In a male dominated industry, women are shaking up Jacksonville's tattoo culture.
In the early 1900s, American tattooing began to take off, canvassing curious and daring bodies, seditious to the rigid status quo of Victorian life and fashion. As the medium’s artistry broadened through the 20th century, so did its audience. From well-travelled sailors to decorated war veterans, emboldened pinups to the blossoming out-crowd, by the early ‘70s, the industry had made its impression.
Jacksonville became home to some of the best shops in the world—and it still is. The River City welcomed revolutionary forefather artists and machinists, including the late Paul Rogers, one-part namesake of local ink-spot Inksmith & Rogers, who have several locations in the area. As the popularity of tattoos continues to soar in present-day Duval, access to the industry continues to open up as well: what was traditionally a boys club built on old school machismo now holds a strong female presence. Female artists who haven’t been behind the gun very long have already left a strong impact with some pretty formidable forever-pieces.
One such newcomer is Endia Evans, an apprentice whose monthly flash sheets have already awarded her a fully booked schedule and given her the determination to learn the tricks of the trade to build her ever-growing portfolio.
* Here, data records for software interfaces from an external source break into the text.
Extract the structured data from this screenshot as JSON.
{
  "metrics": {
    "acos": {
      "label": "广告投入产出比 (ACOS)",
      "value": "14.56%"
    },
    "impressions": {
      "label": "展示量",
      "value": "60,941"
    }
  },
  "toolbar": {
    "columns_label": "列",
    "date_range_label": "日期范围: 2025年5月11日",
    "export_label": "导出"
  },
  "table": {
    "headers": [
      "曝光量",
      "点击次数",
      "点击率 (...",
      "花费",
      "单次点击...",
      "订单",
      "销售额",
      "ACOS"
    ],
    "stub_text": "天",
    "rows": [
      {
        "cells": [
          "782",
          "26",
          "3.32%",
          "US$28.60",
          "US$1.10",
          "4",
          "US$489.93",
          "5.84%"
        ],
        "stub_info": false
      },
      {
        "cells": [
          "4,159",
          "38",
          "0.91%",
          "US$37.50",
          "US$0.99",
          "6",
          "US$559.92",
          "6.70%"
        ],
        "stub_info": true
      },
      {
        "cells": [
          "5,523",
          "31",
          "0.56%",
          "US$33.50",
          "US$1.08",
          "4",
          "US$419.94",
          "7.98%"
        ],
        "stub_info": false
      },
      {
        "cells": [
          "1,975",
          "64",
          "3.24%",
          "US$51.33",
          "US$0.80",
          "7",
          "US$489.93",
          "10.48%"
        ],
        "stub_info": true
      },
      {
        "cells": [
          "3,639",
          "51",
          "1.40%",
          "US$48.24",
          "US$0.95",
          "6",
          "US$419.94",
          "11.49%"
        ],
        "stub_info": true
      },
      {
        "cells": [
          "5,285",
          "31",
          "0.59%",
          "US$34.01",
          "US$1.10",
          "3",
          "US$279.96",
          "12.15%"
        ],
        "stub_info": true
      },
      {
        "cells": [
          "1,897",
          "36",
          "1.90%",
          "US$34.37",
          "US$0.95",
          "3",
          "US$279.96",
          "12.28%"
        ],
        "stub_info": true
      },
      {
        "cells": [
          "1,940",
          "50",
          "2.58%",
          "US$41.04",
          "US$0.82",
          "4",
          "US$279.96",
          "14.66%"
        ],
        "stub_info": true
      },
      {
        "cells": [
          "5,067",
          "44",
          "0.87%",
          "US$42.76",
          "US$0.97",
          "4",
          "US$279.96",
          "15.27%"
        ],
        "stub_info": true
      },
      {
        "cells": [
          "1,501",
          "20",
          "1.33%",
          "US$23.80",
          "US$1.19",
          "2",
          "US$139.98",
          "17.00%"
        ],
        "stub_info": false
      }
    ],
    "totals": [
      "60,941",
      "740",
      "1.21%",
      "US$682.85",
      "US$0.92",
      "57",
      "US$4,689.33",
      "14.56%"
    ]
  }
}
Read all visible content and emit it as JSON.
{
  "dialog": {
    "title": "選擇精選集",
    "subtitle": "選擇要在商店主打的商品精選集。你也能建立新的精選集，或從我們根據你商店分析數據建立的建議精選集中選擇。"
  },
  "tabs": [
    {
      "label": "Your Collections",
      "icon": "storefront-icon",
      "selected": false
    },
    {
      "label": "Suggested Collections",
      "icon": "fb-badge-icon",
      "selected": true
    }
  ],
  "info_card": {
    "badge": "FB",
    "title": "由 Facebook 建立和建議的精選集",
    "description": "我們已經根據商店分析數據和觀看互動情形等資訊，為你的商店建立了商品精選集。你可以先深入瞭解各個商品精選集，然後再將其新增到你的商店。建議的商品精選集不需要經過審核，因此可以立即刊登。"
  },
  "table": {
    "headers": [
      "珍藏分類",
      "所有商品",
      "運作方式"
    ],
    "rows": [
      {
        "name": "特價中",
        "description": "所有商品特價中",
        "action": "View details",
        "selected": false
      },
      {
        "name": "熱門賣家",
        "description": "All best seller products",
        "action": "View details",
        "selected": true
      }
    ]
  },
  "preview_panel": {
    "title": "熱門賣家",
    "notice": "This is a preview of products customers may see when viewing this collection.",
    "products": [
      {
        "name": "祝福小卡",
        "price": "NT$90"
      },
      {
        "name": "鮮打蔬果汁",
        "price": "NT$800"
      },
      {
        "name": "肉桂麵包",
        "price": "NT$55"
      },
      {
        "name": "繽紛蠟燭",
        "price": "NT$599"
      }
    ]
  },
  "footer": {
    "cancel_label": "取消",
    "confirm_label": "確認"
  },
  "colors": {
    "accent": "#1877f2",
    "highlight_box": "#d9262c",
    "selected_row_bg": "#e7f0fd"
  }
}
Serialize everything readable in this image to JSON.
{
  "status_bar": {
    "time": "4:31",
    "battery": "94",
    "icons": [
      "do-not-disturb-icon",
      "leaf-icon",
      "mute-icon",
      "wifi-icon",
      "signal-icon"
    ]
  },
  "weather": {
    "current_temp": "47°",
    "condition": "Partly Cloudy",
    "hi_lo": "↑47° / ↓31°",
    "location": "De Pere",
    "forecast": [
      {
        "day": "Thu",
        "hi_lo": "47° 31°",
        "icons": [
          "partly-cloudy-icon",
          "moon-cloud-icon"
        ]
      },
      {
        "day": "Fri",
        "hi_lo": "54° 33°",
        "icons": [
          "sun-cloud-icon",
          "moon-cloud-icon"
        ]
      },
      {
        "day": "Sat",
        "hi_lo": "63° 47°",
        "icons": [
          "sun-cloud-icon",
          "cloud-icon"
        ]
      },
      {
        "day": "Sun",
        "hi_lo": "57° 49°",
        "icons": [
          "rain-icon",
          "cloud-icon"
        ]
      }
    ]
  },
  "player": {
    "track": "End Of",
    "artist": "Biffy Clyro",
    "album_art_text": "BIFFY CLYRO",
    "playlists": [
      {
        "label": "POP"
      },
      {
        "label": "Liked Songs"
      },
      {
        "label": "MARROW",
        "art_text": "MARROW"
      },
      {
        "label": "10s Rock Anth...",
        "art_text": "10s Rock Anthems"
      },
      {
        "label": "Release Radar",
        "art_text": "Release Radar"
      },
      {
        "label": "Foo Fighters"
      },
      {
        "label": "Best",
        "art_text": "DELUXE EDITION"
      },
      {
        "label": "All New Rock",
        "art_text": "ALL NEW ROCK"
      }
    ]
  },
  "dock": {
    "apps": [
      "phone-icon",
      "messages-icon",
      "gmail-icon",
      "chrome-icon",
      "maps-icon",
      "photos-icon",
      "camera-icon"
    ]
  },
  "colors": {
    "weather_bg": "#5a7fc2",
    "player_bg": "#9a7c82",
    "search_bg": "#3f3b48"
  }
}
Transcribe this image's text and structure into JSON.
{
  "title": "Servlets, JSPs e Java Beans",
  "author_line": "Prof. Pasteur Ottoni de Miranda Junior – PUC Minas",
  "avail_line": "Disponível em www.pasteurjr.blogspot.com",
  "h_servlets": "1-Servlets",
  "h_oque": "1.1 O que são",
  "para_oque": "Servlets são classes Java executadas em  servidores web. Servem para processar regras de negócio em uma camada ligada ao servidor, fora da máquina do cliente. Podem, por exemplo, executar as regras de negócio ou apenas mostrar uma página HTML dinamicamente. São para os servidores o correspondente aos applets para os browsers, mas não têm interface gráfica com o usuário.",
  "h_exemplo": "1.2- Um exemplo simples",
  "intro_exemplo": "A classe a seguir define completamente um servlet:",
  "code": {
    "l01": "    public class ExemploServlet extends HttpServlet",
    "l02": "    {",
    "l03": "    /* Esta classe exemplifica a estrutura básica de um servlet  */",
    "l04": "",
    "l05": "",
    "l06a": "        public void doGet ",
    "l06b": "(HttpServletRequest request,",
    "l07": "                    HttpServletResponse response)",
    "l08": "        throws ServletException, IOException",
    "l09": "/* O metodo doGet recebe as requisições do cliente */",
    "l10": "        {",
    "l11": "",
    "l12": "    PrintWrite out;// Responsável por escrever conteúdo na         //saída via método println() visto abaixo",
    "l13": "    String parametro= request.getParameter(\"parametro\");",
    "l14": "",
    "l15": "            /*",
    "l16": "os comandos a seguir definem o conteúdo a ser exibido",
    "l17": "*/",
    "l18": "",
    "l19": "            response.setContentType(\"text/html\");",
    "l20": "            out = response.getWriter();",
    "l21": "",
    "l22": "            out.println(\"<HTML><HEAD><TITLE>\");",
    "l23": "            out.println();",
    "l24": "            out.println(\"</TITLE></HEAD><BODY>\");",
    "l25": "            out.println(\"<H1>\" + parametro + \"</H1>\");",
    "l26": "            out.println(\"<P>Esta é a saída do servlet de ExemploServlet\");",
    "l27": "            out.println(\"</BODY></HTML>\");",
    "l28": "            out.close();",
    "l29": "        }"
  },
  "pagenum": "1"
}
But her journey took patience and persistence.
“I started watching YouTube videos to research tattooing and began looking for an apprenticeship at 15. I got denied, of course, and they told me to come back when I was older,” she said. “When I came back, they were still like, ‘no.’” This didn’t discourage Evans, who, five years later, landed her current apprenticeship under the tutelage of local tattoo-titan Myra Oh at her female-run Swan Studio. “My life hasn’t been the same since,” Evans said with a smile, “the best thing to happen to me.”
Just down the road from Evans, Chrissy Erhayel continues to hone her craft at Cloak and Dagger Tattoo and Fine Arts Gallery. For nearly two years, Erhayel has been providing her clients with captivating pieces across a broad spectrum of art styles, ranging from American traditional to pointillism.
“Because I’m a tattooer, I don’t want to pigeonhole myself into a particular style, so I’m always trying new stuff. When I first started, I was very heavy into illustration, and I had to modify my style a little bit to include bold lines and color,” she said. Before becoming a tattoo artist, Erhayel obtained a fine arts degree from UNF and struggled to find a job in her field. A diligent and vibrant renaissance woman of sorts, Erhayel also worked in fine dining and as a violin teacher (the latter of which she still does) until she eventually realized her calling. “Thanks to Tumblr, I started doing tattoo-style illustrations and kind of developed my own style from there. Then, I found an apprenticeship,” she said.
As both women continue to develop their own styles of tattooing, they have also navigated varying levels of sexism that linger in the industry. Do women still have difficulty obtaining tattooing jobs—on the basis of being a woman? “One hundred percent, oh yeah,” Erhayel said. “One half of it was being denied by men, and the other half was having a college education: A lot of old school artists resent that.” Evans corroborated: “When I was looking for an apprenticeship, a lot of guys turned me down or made it hard for me.”
Despite biases against them, the exponential growth of women joining the industry is undeniable—and they’re booking more appointments than ever. Whether it’s their artistry or their ability to make clients feel comfortable, there’s been a higher demand to be tattooed by a female artist in the last decade.
“Just generally speaking, women tend to be less skeezy and judgmental. I feel like, at the end of the day, some people feel more comfortable being tattooed by a woman,” Erhayel noted, as both a client and an artist.
Allowing room for women and their clients in the industry marks a significant stride in both dismantling gendered-gatekeeping by male artists and promoting equity as a whole.
“It’s amazing,” said Evans. “We’re continuing to pave the way for the future generation of women.”
For those who work behind the gun, be sure to support the women who are trailblazing the field, a field that’s future is female, signed in ink and freehanding a coverup for troubled tradition.